PROBLEM.
Using the data below, report how many lines hold the word "Supprimer". Include nothing else in the reply.

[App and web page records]

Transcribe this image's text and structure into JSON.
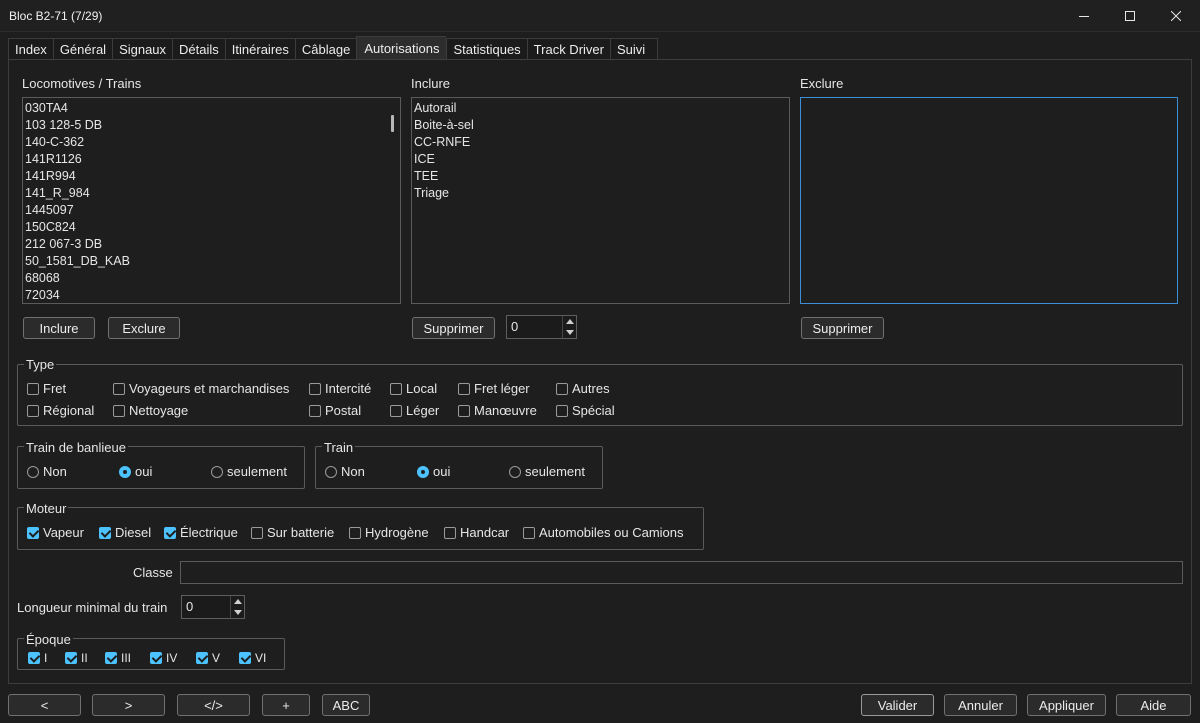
{
  "window": {
    "title": "Bloc B2-71 (7/29)"
  },
  "tabs": [
    "Index",
    "Général",
    "Signaux",
    "Détails",
    "Itinéraires",
    "Câblage",
    "Autorisations",
    "Statistiques",
    "Track Driver",
    "Suivi"
  ],
  "active_tab": "Autorisations",
  "locos": {
    "label": "Locomotives / Trains",
    "items": [
      "030TA4",
      "103 128-5 DB",
      "140-C-362",
      "141R1126",
      "141R994",
      "141_R_984",
      "1445097",
      "150C824",
      "212 067-3 DB",
      "50_1581_DB_KAB",
      "68068",
      "72034"
    ],
    "btn_include": "Inclure",
    "btn_exclude": "Exclure"
  },
  "include": {
    "label": "Inclure",
    "items": [
      "Autorail",
      "Boite-à-sel",
      "CC-RNFE",
      "ICE",
      "TEE",
      "Triage"
    ],
    "btn_delete": "Supprimer",
    "spin_value": "0"
  },
  "exclude": {
    "label": "Exclure",
    "items": [],
    "btn_delete": "Supprimer"
  },
  "type_group": {
    "title": "Type",
    "items": [
      {
        "label": "Fret",
        "checked": false
      },
      {
        "label": "Voyageurs et marchandises",
        "checked": false
      },
      {
        "label": "Intercité",
        "checked": false
      },
      {
        "label": "Local",
        "checked": false
      },
      {
        "label": "Fret léger",
        "checked": false
      },
      {
        "label": "Autres",
        "checked": false
      },
      {
        "label": "Régional",
        "checked": false
      },
      {
        "label": "Nettoyage",
        "checked": false
      },
      {
        "label": "Postal",
        "checked": false
      },
      {
        "label": "Léger",
        "checked": false
      },
      {
        "label": "Manœuvre",
        "checked": false
      },
      {
        "label": "Spécial",
        "checked": false
      }
    ]
  },
  "suburban": {
    "title": "Train de banlieue",
    "options": [
      "Non",
      "oui",
      "seulement"
    ],
    "selected": "oui"
  },
  "train": {
    "title": "Train",
    "options": [
      "Non",
      "oui",
      "seulement"
    ],
    "selected": "oui"
  },
  "motor": {
    "title": "Moteur",
    "items": [
      {
        "label": "Vapeur",
        "checked": true
      },
      {
        "label": "Diesel",
        "checked": true
      },
      {
        "label": "Électrique",
        "checked": true
      },
      {
        "label": "Sur batterie",
        "checked": false
      },
      {
        "label": "Hydrogène",
        "checked": false
      },
      {
        "label": "Handcar",
        "checked": false
      },
      {
        "label": "Automobiles ou Camions",
        "checked": false
      }
    ]
  },
  "classe": {
    "label": "Classe",
    "value": ""
  },
  "min_length": {
    "label": "Longueur minimal du train",
    "value": "0"
  },
  "epoch": {
    "title": "Époque",
    "items": [
      {
        "label": "I",
        "checked": true
      },
      {
        "label": "II",
        "checked": true
      },
      {
        "label": "III",
        "checked": true
      },
      {
        "label": "IV",
        "checked": true
      },
      {
        "label": "V",
        "checked": true
      },
      {
        "label": "VI",
        "checked": true
      }
    ]
  },
  "bottom_left": [
    "<",
    ">",
    "</>",
    "+",
    "ABC"
  ],
  "bottom_right": [
    "Valider",
    "Annuler",
    "Appliquer",
    "Aide"
  ],
  "colors": {
    "accent": "#4cc2ff",
    "focus_border": "#3b8fd6",
    "background": "#1e1e1e"
  }
}
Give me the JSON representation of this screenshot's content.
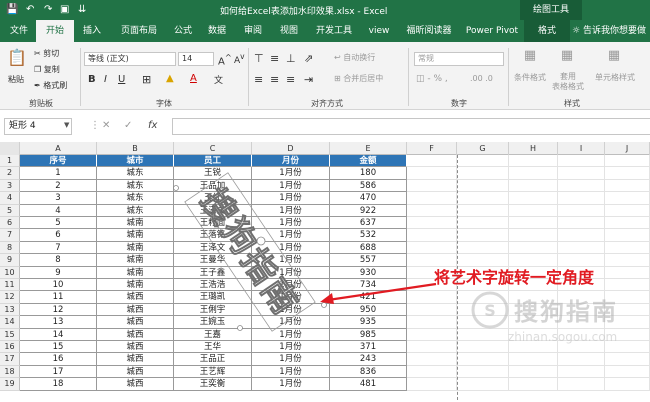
{
  "titlebar": {
    "title": "如何给Excel表添加水印效果.xlsx  -  Excel",
    "context_tab_group": "绘图工具"
  },
  "tabs": [
    "文件",
    "开始",
    "插入",
    "页面布局",
    "公式",
    "数据",
    "审阅",
    "视图",
    "开发工具",
    "view",
    "福昕阅读器",
    "Power Pivot",
    "格式"
  ],
  "tell_me": "告诉我你想要做什",
  "ribbon": {
    "clipboard": {
      "paste": "粘贴",
      "cut": "剪切",
      "copy": "复制",
      "format_painter": "格式刷",
      "label": "剪贴板"
    },
    "font": {
      "name": "等线 (正文)",
      "size": "14",
      "bold": "B",
      "italic": "I",
      "underline": "U",
      "label": "字体"
    },
    "alignment": {
      "wrap": "自动换行",
      "merge": "合并后居中",
      "label": "对齐方式"
    },
    "number": {
      "format": "常规",
      "label": "数字"
    },
    "styles": {
      "conditional": "条件格式",
      "table_format": "套用\n表格格式",
      "cell_styles": "单元格样式",
      "label": "样式"
    }
  },
  "formula_bar": {
    "name_box": "矩形 4",
    "fx": "fx",
    "value": ""
  },
  "columns": [
    "A",
    "B",
    "C",
    "D",
    "E",
    "F",
    "G",
    "H",
    "I",
    "J"
  ],
  "rows": [
    "1",
    "2",
    "3",
    "4",
    "5",
    "6",
    "7",
    "8",
    "9",
    "10",
    "11",
    "12",
    "13",
    "14",
    "15",
    "16",
    "17",
    "18",
    "19"
  ],
  "table": {
    "headers": [
      "序号",
      "城市",
      "员工",
      "月份",
      "金额"
    ],
    "rows": [
      [
        "1",
        "城东",
        "王锐",
        "1月份",
        "180"
      ],
      [
        "2",
        "城东",
        "王品加",
        "1月份",
        "586"
      ],
      [
        "3",
        "城东",
        "王红",
        "1月份",
        "470"
      ],
      [
        "4",
        "城东",
        "王泽文",
        "1月份",
        "922"
      ],
      [
        "5",
        "城南",
        "王籽面",
        "1月份",
        "637"
      ],
      [
        "6",
        "城南",
        "王落铭",
        "1月份",
        "532"
      ],
      [
        "7",
        "城南",
        "王泽文",
        "1月份",
        "688"
      ],
      [
        "8",
        "城南",
        "王曼华",
        "1月份",
        "557"
      ],
      [
        "9",
        "城南",
        "王子鑫",
        "1月份",
        "930"
      ],
      [
        "10",
        "城南",
        "王浩浩",
        "1月份",
        "734"
      ],
      [
        "11",
        "城西",
        "王璐凯",
        "1月份",
        "421"
      ],
      [
        "12",
        "城西",
        "王俐宇",
        "1月份",
        "950"
      ],
      [
        "13",
        "城西",
        "王婉玉",
        "1月份",
        "935"
      ],
      [
        "14",
        "城西",
        "王嘉",
        "1月份",
        "985"
      ],
      [
        "15",
        "城西",
        "王华",
        "1月份",
        "371"
      ],
      [
        "16",
        "城西",
        "王品正",
        "1月份",
        "243"
      ],
      [
        "17",
        "城西",
        "王艺辉",
        "1月份",
        "836"
      ],
      [
        "18",
        "城西",
        "王奕衡",
        "1月份",
        "481"
      ]
    ]
  },
  "wordart_text": "搜狗指南",
  "annotation": "将艺术字旋转一定角度",
  "watermark": {
    "cn": "搜狗指南",
    "en": "zhinan.sogou.com"
  },
  "colors": {
    "excel_green": "#217346",
    "header_fill": "#2e75b6",
    "annotation_red": "#e11b22"
  }
}
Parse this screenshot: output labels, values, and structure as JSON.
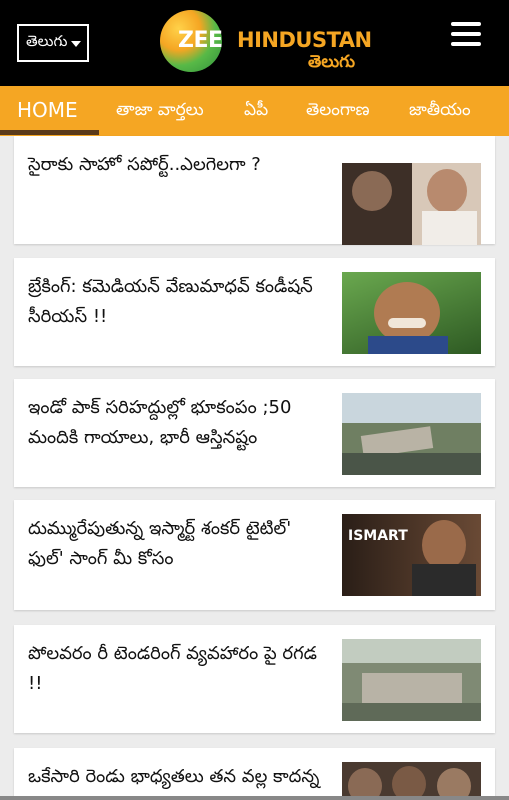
{
  "header": {
    "language_select": "తెలుగు",
    "logo": {
      "brand_zee": "ZEE",
      "brand_hindustan": "HINDUSTAN",
      "brand_sub": "తెలుగు"
    }
  },
  "nav": {
    "items": [
      {
        "label": "HOME"
      },
      {
        "label": "తాజా వార్తలు"
      },
      {
        "label": "ఏపీ"
      },
      {
        "label": "తెలంగాణ"
      },
      {
        "label": "జాతీయం"
      }
    ]
  },
  "articles": [
    {
      "title": "సైరాకు సాహో సపోర్ట్..ఎలగెలగా ?"
    },
    {
      "title": "బ్రేకింగ్: కమెడియన్ వేణుమాధవ్ కండీషన్ సీరియస్ !!"
    },
    {
      "title": "ఇండో పాక్ సరిహద్దుల్లో భూకంపం ;50 మందికి గాయాలు, భారీ ఆస్తినష్టం"
    },
    {
      "title": "దుమ్మురేపుతున్న ఇస్మార్ట్ శంకర్ టైటిల్' ఫుల్' సాంగ్ మీ కోసం"
    },
    {
      "title": "పోలవరం రీ టెండరింగ్ వ్యవహారం పై రగడ !!"
    },
    {
      "title": "ఒకేసారి రెండు భాధ్యతలు తన వల్ల కాదన్న"
    }
  ],
  "thumb4_text": "ISMART"
}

EXERCISE RESPONSE.
2